“Let your gentleness be evident to all.  The Lord is near.”  Philippians 4:4-5 (NIV)

Somewhere over the course of history one of our societal norms became asking people “how are you doing?” as a greeting.  You walk into a grocery store/restaurant or make a phone call to a customer service area and you will quickly hear “how are you?” Unfortunately, most of the time the question isn’t asked with genuine concern. It’s asked out of habit.

One incident that was extremely upsetting to me was an encounter I had with a friend at the grocery store.  She saw me, her face lit up and she made a beeline to me.

“Hey girl, how are you doing?  How’s your summer been?”

And just like that she was gone.  I thought she was making a beeline to me.  Apparently, she was after the produce that was behind me.  There I was, left feeling like I had just been shot in the gut, hemorrhaging in the produce department.

“She was at my sons funeral in May.  It’s only July, did she really ask me how my summer has been?”

In my grief, I had lost that sensor to just ignore the question. Our society calls it a polite courtesy. I feel it’s pretentious.  Why ask a question if you don’t want to know the answer?  We have a world of hurting people around us.  Yet, I watch people walk by one another with such shallowness.  One will say “hi, how are you?” the other will respond “I’m fine” and they keep on moving.

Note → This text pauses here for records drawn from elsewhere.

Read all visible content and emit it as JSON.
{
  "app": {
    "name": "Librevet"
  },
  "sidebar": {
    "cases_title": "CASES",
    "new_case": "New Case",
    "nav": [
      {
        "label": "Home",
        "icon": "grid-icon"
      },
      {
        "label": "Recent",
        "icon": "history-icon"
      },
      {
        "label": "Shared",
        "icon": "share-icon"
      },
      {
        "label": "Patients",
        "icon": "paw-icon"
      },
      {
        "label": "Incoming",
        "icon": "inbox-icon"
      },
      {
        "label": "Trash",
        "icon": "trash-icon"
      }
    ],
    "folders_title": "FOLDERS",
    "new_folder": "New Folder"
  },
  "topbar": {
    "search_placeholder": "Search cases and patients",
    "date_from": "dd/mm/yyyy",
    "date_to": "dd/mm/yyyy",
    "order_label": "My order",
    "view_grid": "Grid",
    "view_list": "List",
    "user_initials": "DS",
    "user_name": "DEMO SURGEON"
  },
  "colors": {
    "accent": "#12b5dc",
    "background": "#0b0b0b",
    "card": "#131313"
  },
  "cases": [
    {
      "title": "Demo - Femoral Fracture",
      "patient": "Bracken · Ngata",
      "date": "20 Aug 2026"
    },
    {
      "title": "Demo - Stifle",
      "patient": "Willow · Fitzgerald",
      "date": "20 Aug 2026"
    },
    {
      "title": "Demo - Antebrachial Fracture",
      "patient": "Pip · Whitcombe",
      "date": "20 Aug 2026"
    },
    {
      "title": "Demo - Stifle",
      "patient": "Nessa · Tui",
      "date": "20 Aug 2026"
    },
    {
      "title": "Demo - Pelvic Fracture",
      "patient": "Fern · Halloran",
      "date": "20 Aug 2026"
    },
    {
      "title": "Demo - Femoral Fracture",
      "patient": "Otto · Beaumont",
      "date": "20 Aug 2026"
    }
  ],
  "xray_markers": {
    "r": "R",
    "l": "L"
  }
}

Why?? Why ask a question – instead why not make a declarative statement.  “Hi, it’s good to see you” and keep on walking.  You didn’t ask the person anything.  There’s nothing shallow or pretentious about making a statement.  But when you ask that question what are you expecting the person to say?  Especially when you know they’ve just experienced a great loss. You’re putting that person in the position to lie.

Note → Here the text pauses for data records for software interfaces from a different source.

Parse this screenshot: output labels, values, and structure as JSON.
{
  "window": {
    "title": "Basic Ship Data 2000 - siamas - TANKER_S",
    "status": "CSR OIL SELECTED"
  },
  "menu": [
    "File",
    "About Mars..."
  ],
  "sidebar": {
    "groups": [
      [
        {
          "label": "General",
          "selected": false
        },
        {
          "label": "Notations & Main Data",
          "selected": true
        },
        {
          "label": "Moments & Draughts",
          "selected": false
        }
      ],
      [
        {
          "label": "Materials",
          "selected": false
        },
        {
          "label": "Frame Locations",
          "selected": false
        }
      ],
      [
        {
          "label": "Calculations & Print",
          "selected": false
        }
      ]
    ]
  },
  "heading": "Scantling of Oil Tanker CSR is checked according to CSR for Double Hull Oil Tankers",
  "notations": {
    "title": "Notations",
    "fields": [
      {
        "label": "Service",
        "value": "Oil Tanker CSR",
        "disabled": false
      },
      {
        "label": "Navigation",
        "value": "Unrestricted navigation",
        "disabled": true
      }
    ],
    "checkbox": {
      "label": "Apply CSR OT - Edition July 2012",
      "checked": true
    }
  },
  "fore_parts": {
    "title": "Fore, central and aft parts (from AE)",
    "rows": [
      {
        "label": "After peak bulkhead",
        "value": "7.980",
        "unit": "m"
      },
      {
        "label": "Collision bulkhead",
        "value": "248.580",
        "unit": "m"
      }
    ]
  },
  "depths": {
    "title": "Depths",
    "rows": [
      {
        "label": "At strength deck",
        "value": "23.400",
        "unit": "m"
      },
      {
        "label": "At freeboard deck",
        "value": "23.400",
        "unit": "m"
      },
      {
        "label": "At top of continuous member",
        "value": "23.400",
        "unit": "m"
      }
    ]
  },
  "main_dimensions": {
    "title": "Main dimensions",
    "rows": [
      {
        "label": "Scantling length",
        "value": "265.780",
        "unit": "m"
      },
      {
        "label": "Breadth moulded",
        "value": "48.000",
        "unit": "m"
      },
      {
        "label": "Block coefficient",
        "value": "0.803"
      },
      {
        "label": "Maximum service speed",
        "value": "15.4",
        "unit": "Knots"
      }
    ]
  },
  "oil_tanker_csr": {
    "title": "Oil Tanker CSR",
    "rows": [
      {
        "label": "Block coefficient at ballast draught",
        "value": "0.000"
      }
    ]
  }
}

The insensitivity of the way that question was often asked made me want to completely retreat from the outside world. Prior to Jamie’s death, I had been guilty of doing the same thing to people myself.  I would walk by them in a grocery store or the church and politely smile and say “Hi, how are you?”; all the while knowing that something hard was going on in their life.  Yet not sure of how to say anything or even if I should say anything.  I found myself asking the Lord for forgiveness of my own insensitivity.

In Philippians 4:4-5, we are instructed to “let your gentleness be evident to all.  The Lord is near”.

When I see someone out in the grocery store or church and I know they are in a hard season of life, I will walk over to them, ask them if I can give them a hug. I usually say something like “it’s so good to see you out” or “I’m praying for you.”  I realize the physical and mental energy it took for them to be out.  I try to be kind.  I never ask someone how they are doing unless I’m able to take the time to have the conversation with them and truly hear their heart.

Gentleness is the quality of being kind and careful.  Make the effort to be careful in your greetings.  Don’t be quick to throw out idol words.

No matter how busy we are, let us all pursue being kind and careful with the way we walk past the broken in our society.

My Hope Endures,

Laura Holmes

Director, Ephraim Ministries